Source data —
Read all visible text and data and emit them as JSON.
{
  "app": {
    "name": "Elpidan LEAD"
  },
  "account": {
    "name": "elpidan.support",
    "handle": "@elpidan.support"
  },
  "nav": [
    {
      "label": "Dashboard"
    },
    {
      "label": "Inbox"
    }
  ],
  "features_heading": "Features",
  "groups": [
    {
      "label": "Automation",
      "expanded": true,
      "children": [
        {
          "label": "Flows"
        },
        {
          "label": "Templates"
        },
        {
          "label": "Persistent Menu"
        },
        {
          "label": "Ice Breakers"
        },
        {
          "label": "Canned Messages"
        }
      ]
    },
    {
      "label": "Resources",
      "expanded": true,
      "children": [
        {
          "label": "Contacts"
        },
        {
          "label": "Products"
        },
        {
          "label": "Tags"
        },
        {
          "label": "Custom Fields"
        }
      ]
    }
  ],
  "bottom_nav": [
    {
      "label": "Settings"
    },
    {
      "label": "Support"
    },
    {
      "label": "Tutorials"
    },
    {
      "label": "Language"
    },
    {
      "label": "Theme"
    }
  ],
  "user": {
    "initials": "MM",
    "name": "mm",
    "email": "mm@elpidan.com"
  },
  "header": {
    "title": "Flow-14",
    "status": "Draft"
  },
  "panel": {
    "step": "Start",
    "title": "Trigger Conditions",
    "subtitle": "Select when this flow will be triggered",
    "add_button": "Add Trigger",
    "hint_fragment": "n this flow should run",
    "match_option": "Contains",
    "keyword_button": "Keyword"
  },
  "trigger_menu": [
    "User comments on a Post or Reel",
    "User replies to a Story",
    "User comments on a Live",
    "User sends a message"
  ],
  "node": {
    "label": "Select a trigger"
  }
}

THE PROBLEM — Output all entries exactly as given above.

ANSWER TO THIS TASK —
Read all visible text and data and emit them as JSON.
{
  "app": {
    "name": "Elpidan LEAD"
  },
  "account": {
    "name": "elpidan.support",
    "handle": "@elpidan.support"
  },
  "nav": [
    {
      "label": "Dashboard"
    },
    {
      "label": "Inbox"
    }
  ],
  "features_heading": "Features",
  "groups": [
    {
      "label": "Automation",
      "expanded": true,
      "children": [
        {
          "label": "Flows"
        },
        {
          "label": "Templates"
        },
        {
          "label": "Persistent Menu"
        },
        {
          "label": "Ice Breakers"
        },
        {
          "label": "Canned Messages"
        }
      ]
    },
    {
      "label": "Resources",
      "expanded": true,
      "children": [
        {
          "label": "Contacts"
        },
        {
          "label": "Products"
        },
        {
          "label": "Tags"
        },
        {
          "label": "Custom Fields"
        }
      ]
    }
  ],
  "bottom_nav": [
    {
      "label": "Settings"
    },
    {
      "label": "Support"
    },
    {
      "label": "Tutorials"
    },
    {
      "label": "Language"
    },
    {
      "label": "Theme"
    }
  ],
  "user": {
    "initials": "MM",
    "name": "mm",
    "email": "mm@elpidan.com"
  },
  "header": {
    "title": "Flow-14",
    "status": "Draft"
  },
  "panel": {
    "step": "Start",
    "title": "Trigger Conditions",
    "subtitle": "Select when this flow will be triggered",
    "add_button": "Add Trigger",
    "hint_fragment": "n this flow should run",
    "match_option": "Contains",
    "keyword_button": "Keyword"
  },
  "trigger_menu": [
    "User comments on a Post or Reel",
    "User replies to a Story",
    "User comments on a Live",
    "User sends a message"
  ],
  "node": {
    "label": "Select a trigger"
  }
}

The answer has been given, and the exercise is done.